Board members said these measures would allow them to remain competitive with surrounding districts and retain current employees while still practicing fiscal responsibility.
“We wanted to make sure that we had incentives in place, because we want to honor our staff,” Rohm said. “We have wonderfully talented people that deserve the world.”
De Pere Board of Park Commissioners
Self-serve kayak rental project moves forward
Definitely De Pere is proposing the Bomier boat launch site become a self-serve kayak rental next year.
Phase I involves one kayak rack at Bomier with six rentable kayaks, accessible through an app, to open in 2023.
One kayak rack and six kayaks are estimated to cost $12,600.

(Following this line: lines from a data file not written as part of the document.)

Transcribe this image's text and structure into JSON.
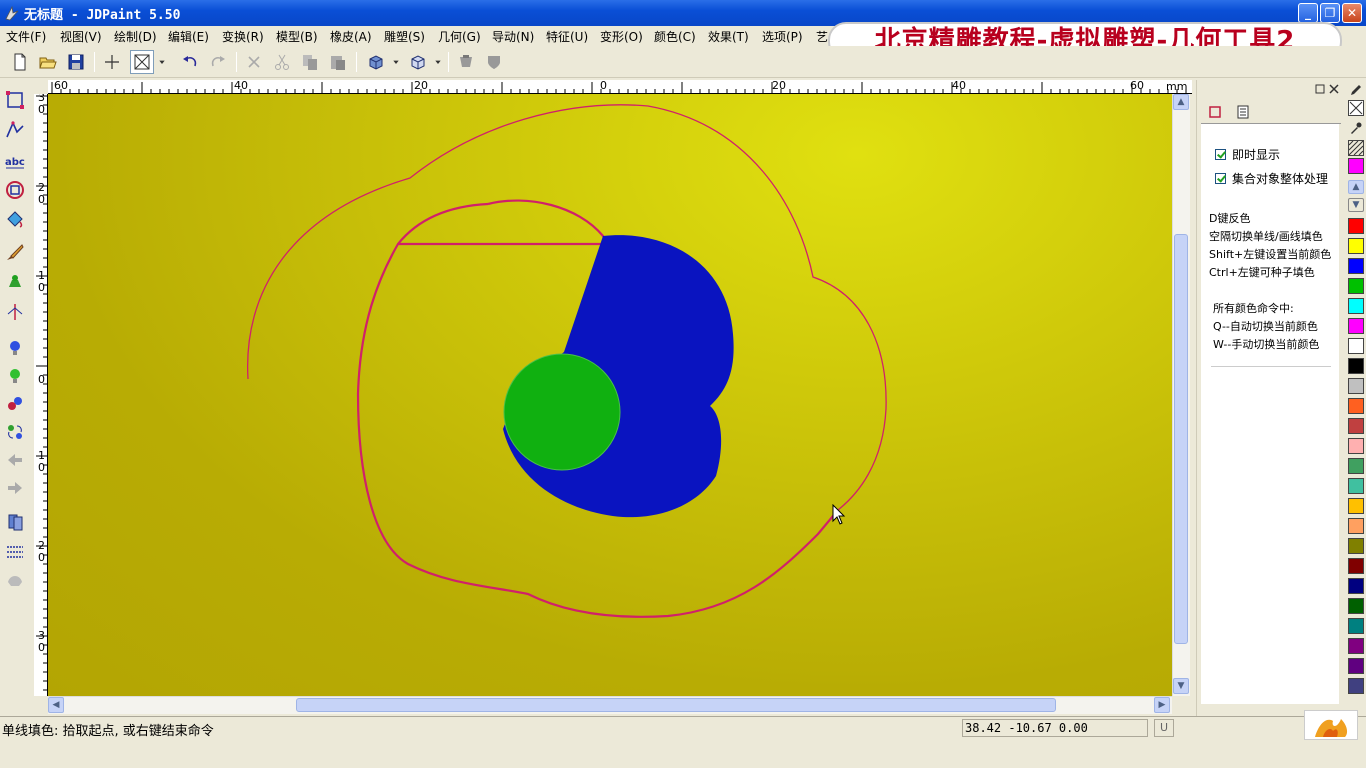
{
  "window": {
    "title": "无标题 - JDPaint 5.50",
    "minimize": "_",
    "maximize": "❐",
    "close": "✕"
  },
  "menu": [
    "文件(F)",
    "视图(V)",
    "绘制(D)",
    "编辑(E)",
    "变换(R)",
    "模型(B)",
    "橡皮(A)",
    "雕塑(S)",
    "几何(G)",
    "导动(N)",
    "特征(U)",
    "变形(O)",
    "颜色(C)",
    "效果(T)",
    "选项(P)",
    "艺"
  ],
  "banner": "北京精雕教程-虚拟雕塑-几何工具2",
  "ruler": {
    "unit": "mm",
    "h_labels": [
      "60",
      "40",
      "20",
      "0",
      "20",
      "40",
      "60"
    ],
    "v_labels": [
      "3\n0",
      "2\n0",
      "1\n0",
      "0",
      "1\n0",
      "2\n0",
      "3\n0"
    ]
  },
  "right_panel": {
    "options": [
      "即时显示",
      "集合对象整体处理"
    ],
    "hints": [
      "D键反色",
      "空隔切换单线/画线填色",
      "Shift+左键设置当前颜色",
      "Ctrl+左键可种子填色",
      "所有颜色命令中:",
      "Q--自动切换当前颜色",
      "W--手动切换当前颜色"
    ]
  },
  "palette": [
    "#ff00ff",
    "#ff0000",
    "#ffff00",
    "#0000ff",
    "#00c000",
    "#00ffff",
    "#ff00ff",
    "#ffffff",
    "#000000",
    "#c0c0c0",
    "#ff6020",
    "#c04040",
    "#ffb0b0",
    "#40a060",
    "#40c0a0",
    "#ffc000",
    "#ffa060",
    "#808000",
    "#800000",
    "#000080",
    "#006000",
    "#008080",
    "#800080",
    "#600080",
    "#404080"
  ],
  "status": {
    "prompt": "单线填色: 拾取起点, 或右键结束命令",
    "coords": "38.42 -10.67 0.00",
    "u_button": "U"
  },
  "canvas": {
    "background": "#b8ac04",
    "curve_color": "#d0206a",
    "blue_shape": "#0a14c0",
    "green_disc": "#10b010"
  }
}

“The kayak rental project will bring more people to downtown, and increase vibrancy and vitality,” the organization said in its proposal letter to the De Pere Board of Park Commissioners, asking the city to partner with it and Kayak Wisconsin for the project.
“There’s been a really strong desire that has been communicated to us by the community to better activate our river, specifically, with kayaks,” Tina Quigley, executive director of Definitely De Pere, said.
Phase II could start the following year with two more kayak racks and 12 kayaks at Voyageur Park.
Definitely De Pere and Kayak Wisconsin would raise those funds, while the city would be asked to prepare the launch site, including an 8’ x 15’ gravel or concrete base for the rack system.
Quigley said her group is so sure of the project’s success that if the city is hesitant to spring for the installment, they’d raise the $2,000 or $3,000 for it.
She said with the opening in 2023 of the Mulva Cultural Center, up to 150,000 people per year are expected to visit downtown De Pere and they will be on the lookout for other activities to do.
Not everyone’s completely sold on the location, though.
“Why wouldn’t Voyageur Park be the first place to do this?” Commissioner Jim Kneiszl asked.
One reason, Quigley said, is Bomier already has a boat launch, so all it would need is the rack base.
Another – visibility.
“For people who are traveling across the bridge, or who are at the Mulva Center, they will see, physically see, those kayaks and see the launch at Bomier,” Quigley said.
She said the clock is ticking to get started on Phase I.
“The Bomier location provides the ability to launch the project in 2023 without waiting another year,” Quigley said. “I think that’s important seeing that the communities south of us are already ahead of the game.”
The park board unanimously gave Definitely De Pere the go-ahead to start fundraising for Phase I when it met April 21.
Next the proposal will head to the Common Council to hammer out the project’s final details.